*Available records:*
---+---
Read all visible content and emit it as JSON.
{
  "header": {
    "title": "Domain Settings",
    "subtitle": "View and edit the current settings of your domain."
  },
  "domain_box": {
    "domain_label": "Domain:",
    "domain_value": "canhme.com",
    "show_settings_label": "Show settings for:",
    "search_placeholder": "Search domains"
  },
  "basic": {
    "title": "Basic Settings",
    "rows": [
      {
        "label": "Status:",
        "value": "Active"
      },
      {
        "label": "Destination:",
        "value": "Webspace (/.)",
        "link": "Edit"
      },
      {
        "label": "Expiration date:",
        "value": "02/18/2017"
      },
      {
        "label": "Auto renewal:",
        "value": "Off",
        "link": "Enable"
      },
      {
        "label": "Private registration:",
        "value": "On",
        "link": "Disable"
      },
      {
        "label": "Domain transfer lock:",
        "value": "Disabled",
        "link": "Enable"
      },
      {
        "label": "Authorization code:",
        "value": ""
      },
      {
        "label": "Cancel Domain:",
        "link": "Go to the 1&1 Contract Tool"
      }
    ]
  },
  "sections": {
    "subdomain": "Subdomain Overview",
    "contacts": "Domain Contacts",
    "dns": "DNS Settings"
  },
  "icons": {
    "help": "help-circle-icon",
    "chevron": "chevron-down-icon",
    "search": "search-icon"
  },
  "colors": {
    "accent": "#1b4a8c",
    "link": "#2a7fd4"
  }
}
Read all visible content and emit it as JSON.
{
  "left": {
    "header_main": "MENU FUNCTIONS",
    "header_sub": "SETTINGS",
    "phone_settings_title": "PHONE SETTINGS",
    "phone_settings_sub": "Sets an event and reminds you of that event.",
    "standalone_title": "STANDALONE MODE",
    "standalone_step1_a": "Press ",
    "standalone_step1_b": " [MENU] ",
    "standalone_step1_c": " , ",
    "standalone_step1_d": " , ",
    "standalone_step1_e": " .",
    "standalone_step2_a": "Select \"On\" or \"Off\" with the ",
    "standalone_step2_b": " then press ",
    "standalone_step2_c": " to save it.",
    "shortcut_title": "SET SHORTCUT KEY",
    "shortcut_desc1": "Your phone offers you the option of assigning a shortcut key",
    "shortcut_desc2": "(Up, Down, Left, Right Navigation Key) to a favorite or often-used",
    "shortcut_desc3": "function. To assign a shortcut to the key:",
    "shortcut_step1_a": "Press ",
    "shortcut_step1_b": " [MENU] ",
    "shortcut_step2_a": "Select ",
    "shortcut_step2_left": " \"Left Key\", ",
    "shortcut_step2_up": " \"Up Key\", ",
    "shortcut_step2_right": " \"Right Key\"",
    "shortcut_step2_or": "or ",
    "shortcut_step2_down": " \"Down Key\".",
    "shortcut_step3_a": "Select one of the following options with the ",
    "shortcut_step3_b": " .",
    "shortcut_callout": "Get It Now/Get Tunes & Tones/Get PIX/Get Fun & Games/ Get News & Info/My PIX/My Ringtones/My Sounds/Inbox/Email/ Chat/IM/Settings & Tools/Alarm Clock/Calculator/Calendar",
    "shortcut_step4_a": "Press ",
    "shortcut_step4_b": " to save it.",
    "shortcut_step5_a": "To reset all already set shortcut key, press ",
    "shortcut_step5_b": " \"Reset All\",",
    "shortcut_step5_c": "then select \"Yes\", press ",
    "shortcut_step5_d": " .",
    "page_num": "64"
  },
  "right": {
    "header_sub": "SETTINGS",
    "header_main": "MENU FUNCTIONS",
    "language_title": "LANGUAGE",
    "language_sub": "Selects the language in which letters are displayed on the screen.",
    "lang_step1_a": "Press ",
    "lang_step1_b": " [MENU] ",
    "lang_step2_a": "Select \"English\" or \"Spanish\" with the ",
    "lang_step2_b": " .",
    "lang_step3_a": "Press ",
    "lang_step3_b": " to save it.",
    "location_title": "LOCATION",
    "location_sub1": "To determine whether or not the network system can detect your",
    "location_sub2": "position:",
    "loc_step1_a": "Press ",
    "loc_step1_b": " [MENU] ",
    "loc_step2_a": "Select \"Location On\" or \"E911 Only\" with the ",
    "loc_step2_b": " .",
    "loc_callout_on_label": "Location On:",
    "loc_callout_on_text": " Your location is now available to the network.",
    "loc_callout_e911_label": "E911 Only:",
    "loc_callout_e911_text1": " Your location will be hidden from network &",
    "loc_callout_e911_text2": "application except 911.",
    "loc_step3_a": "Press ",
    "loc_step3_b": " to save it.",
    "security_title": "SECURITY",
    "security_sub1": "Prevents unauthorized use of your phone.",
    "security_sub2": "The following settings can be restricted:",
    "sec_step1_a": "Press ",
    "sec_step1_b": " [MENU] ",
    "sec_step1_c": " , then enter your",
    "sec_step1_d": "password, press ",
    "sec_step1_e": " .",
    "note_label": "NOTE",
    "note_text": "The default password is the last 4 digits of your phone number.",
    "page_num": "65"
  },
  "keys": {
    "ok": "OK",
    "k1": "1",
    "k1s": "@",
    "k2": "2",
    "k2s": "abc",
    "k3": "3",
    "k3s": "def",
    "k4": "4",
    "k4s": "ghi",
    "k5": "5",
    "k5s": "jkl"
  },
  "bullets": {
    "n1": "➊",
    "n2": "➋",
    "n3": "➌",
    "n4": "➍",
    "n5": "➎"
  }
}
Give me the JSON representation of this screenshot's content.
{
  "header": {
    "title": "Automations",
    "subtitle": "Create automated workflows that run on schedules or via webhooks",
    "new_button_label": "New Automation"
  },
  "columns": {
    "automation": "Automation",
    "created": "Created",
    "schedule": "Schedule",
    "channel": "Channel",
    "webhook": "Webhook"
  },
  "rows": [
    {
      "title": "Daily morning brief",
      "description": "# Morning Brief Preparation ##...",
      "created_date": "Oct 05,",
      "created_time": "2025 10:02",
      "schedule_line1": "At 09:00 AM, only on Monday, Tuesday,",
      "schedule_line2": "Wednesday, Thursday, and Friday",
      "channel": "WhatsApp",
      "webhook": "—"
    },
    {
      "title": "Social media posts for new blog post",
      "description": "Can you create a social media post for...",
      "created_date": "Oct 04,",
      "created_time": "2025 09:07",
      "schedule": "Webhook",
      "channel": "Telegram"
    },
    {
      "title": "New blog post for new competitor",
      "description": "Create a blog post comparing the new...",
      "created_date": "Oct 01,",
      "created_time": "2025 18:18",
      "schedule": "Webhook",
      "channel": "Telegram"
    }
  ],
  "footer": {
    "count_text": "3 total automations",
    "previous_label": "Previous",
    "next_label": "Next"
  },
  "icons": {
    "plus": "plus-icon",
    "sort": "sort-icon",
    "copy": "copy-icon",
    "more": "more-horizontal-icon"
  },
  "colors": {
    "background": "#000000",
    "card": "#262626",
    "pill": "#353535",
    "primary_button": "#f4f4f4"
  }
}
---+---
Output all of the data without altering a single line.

Read all visible content and emit it as JSON.
{
  "header": {
    "title": "Domain Settings",
    "subtitle": "View and edit the current settings of your domain."
  },
  "domain_box": {
    "domain_label": "Domain:",
    "domain_value": "canhme.com",
    "show_settings_label": "Show settings for:",
    "search_placeholder": "Search domains"
  },
  "basic": {
    "title": "Basic Settings",
    "rows": [
      {
        "label": "Status:",
        "value": "Active"
      },
      {
        "label": "Destination:",
        "value": "Webspace (/.)",
        "link": "Edit"
      },
      {
        "label": "Expiration date:",
        "value": "02/18/2017"
      },
      {
        "label": "Auto renewal:",
        "value": "Off",
        "link": "Enable"
      },
      {
        "label": "Private registration:",
        "value": "On",
        "link": "Disable"
      },
      {
        "label": "Domain transfer lock:",
        "value": "Disabled",
        "link": "Enable"
      },
      {
        "label": "Authorization code:",
        "value": ""
      },
      {
        "label": "Cancel Domain:",
        "link": "Go to the 1&1 Contract Tool"
      }
    ]
  },
  "sections": {
    "subdomain": "Subdomain Overview",
    "contacts": "Domain Contacts",
    "dns": "DNS Settings"
  },
  "icons": {
    "help": "help-circle-icon",
    "chevron": "chevron-down-icon",
    "search": "search-icon"
  },
  "colors": {
    "accent": "#1b4a8c",
    "link": "#2a7fd4"
  }
}
Read all visible content and emit it as JSON.
{
  "left": {
    "header_main": "MENU FUNCTIONS",
    "header_sub": "SETTINGS",
    "phone_settings_title": "PHONE SETTINGS",
    "phone_settings_sub": "Sets an event and reminds you of that event.",
    "standalone_title": "STANDALONE MODE",
    "standalone_step1_a": "Press ",
    "standalone_step1_b": " [MENU] ",
    "standalone_step1_c": " , ",
    "standalone_step1_d": " , ",
    "standalone_step1_e": " .",
    "standalone_step2_a": "Select \"On\" or \"Off\" with the ",
    "standalone_step2_b": " then press ",
    "standalone_step2_c": " to save it.",
    "shortcut_title": "SET SHORTCUT KEY",
    "shortcut_desc1": "Your phone offers you the option of assigning a shortcut key",
    "shortcut_desc2": "(Up, Down, Left, Right Navigation Key) to a favorite or often-used",
    "shortcut_desc3": "function. To assign a shortcut to the key:",
    "shortcut_step1_a": "Press ",
    "shortcut_step1_b": " [MENU] ",
    "shortcut_step2_a": "Select ",
    "shortcut_step2_left": " \"Left Key\", ",
    "shortcut_step2_up": " \"Up Key\", ",
    "shortcut_step2_right": " \"Right Key\"",
    "shortcut_step2_or": "or ",
    "shortcut_step2_down": " \"Down Key\".",
    "shortcut_step3_a": "Select one of the following options with the ",
    "shortcut_step3_b": " .",
    "shortcut_callout": "Get It Now/Get Tunes & Tones/Get PIX/Get Fun & Games/ Get News & Info/My PIX/My Ringtones/My Sounds/Inbox/Email/ Chat/IM/Settings & Tools/Alarm Clock/Calculator/Calendar",
    "shortcut_step4_a": "Press ",
    "shortcut_step4_b": " to save it.",
    "shortcut_step5_a": "To reset all already set shortcut key, press ",
    "shortcut_step5_b": " \"Reset All\",",
    "shortcut_step5_c": "then select \"Yes\", press ",
    "shortcut_step5_d": " .",
    "page_num": "64"
  },
  "right": {
    "header_sub": "SETTINGS",
    "header_main": "MENU FUNCTIONS",
    "language_title": "LANGUAGE",
    "language_sub": "Selects the language in which letters are displayed on the screen.",
    "lang_step1_a": "Press ",
    "lang_step1_b": " [MENU] ",
    "lang_step2_a": "Select \"English\" or \"Spanish\" with the ",
    "lang_step2_b": " .",
    "lang_step3_a": "Press ",
    "lang_step3_b": " to save it.",
    "location_title": "LOCATION",
    "location_sub1": "To determine whether or not the network system can detect your",
    "location_sub2": "position:",
    "loc_step1_a": "Press ",
    "loc_step1_b": " [MENU] ",
    "loc_step2_a": "Select \"Location On\" or \"E911 Only\" with the ",
    "loc_step2_b": " .",
    "loc_callout_on_label": "Location On:",
    "loc_callout_on_text": " Your location is now available to the network.",
    "loc_callout_e911_label": "E911 Only:",
    "loc_callout_e911_text1": " Your location will be hidden from network &",
    "loc_callout_e911_text2": "application except 911.",
    "loc_step3_a": "Press ",
    "loc_step3_b": " to save it.",
    "security_title": "SECURITY",
    "security_sub1": "Prevents unauthorized use of your phone.",
    "security_sub2": "The following settings can be restricted:",
    "sec_step1_a": "Press ",
    "sec_step1_b": " [MENU] ",
    "sec_step1_c": " , then enter your",
    "sec_step1_d": "password, press ",
    "sec_step1_e": " .",
    "note_label": "NOTE",
    "note_text": "The default password is the last 4 digits of your phone number.",
    "page_num": "65"
  },
  "keys": {
    "ok": "OK",
    "k1": "1",
    "k1s": "@",
    "k2": "2",
    "k2s": "abc",
    "k3": "3",
    "k3s": "def",
    "k4": "4",
    "k4s": "ghi",
    "k5": "5",
    "k5s": "jkl"
  },
  "bullets": {
    "n1": "➊",
    "n2": "➋",
    "n3": "➌",
    "n4": "➍",
    "n5": "➎"
  }
}
Give me the JSON representation of this screenshot's content.
{
  "header": {
    "title": "Automations",
    "subtitle": "Create automated workflows that run on schedules or via webhooks",
    "new_button_label": "New Automation"
  },
  "columns": {
    "automation": "Automation",
    "created": "Created",
    "schedule": "Schedule",
    "channel": "Channel",
    "webhook": "Webhook"
  },
  "rows": [
    {
      "title": "Daily morning brief",
      "description": "# Morning Brief Preparation ##...",
      "created_date": "Oct 05,",
      "created_time": "2025 10:02",
      "schedule_line1": "At 09:00 AM, only on Monday, Tuesday,",
      "schedule_line2": "Wednesday, Thursday, and Friday",
      "channel": "WhatsApp",
      "webhook": "—"
    },
    {
      "title": "Social media posts for new blog post",
      "description": "Can you create a social media post for...",
      "created_date": "Oct 04,",
      "created_time": "2025 09:07",
      "schedule": "Webhook",
      "channel": "Telegram"
    },
    {
      "title": "New blog post for new competitor",
      "description": "Create a blog post comparing the new...",
      "created_date": "Oct 01,",
      "created_time": "2025 18:18",
      "schedule": "Webhook",
      "channel": "Telegram"
    }
  ],
  "footer": {
    "count_text": "3 total automations",
    "previous_label": "Previous",
    "next_label": "Next"
  },
  "icons": {
    "plus": "plus-icon",
    "sort": "sort-icon",
    "copy": "copy-icon",
    "more": "more-horizontal-icon"
  },
  "colors": {
    "background": "#000000",
    "card": "#262626",
    "pill": "#353535",
    "primary_button": "#f4f4f4"
  }
}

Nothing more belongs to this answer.